> _ASSIGNMENT_
Return all lines below containing the word "Policy".

> _DATA_
########

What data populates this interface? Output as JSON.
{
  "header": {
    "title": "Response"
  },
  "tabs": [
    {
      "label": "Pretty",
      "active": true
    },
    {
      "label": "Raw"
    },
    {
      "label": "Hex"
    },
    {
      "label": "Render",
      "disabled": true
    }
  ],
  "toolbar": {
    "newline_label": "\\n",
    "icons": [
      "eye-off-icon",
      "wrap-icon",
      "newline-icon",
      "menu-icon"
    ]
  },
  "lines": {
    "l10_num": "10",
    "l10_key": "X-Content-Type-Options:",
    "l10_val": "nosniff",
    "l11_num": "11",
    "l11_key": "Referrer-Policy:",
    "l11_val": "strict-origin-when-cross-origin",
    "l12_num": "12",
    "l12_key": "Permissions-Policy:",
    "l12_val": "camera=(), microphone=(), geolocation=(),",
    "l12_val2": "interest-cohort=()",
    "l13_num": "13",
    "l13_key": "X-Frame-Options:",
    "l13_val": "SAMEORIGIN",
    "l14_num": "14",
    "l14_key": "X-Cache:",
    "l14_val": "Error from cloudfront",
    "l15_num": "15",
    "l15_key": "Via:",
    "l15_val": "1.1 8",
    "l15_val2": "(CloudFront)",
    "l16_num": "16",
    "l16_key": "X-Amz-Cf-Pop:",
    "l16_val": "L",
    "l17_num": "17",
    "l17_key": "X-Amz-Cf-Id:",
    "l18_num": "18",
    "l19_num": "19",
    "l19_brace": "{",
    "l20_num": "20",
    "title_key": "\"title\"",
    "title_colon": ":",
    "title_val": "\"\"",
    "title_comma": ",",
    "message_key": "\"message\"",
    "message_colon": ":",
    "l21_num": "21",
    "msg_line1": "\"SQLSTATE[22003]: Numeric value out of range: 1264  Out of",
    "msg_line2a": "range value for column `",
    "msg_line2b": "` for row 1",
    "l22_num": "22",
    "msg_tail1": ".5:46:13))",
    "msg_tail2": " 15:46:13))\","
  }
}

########

> _RESULT OF THIS TASK_
    "l11_key": "Referrer-Policy:",
    "l12_key": "Permissions-Policy:",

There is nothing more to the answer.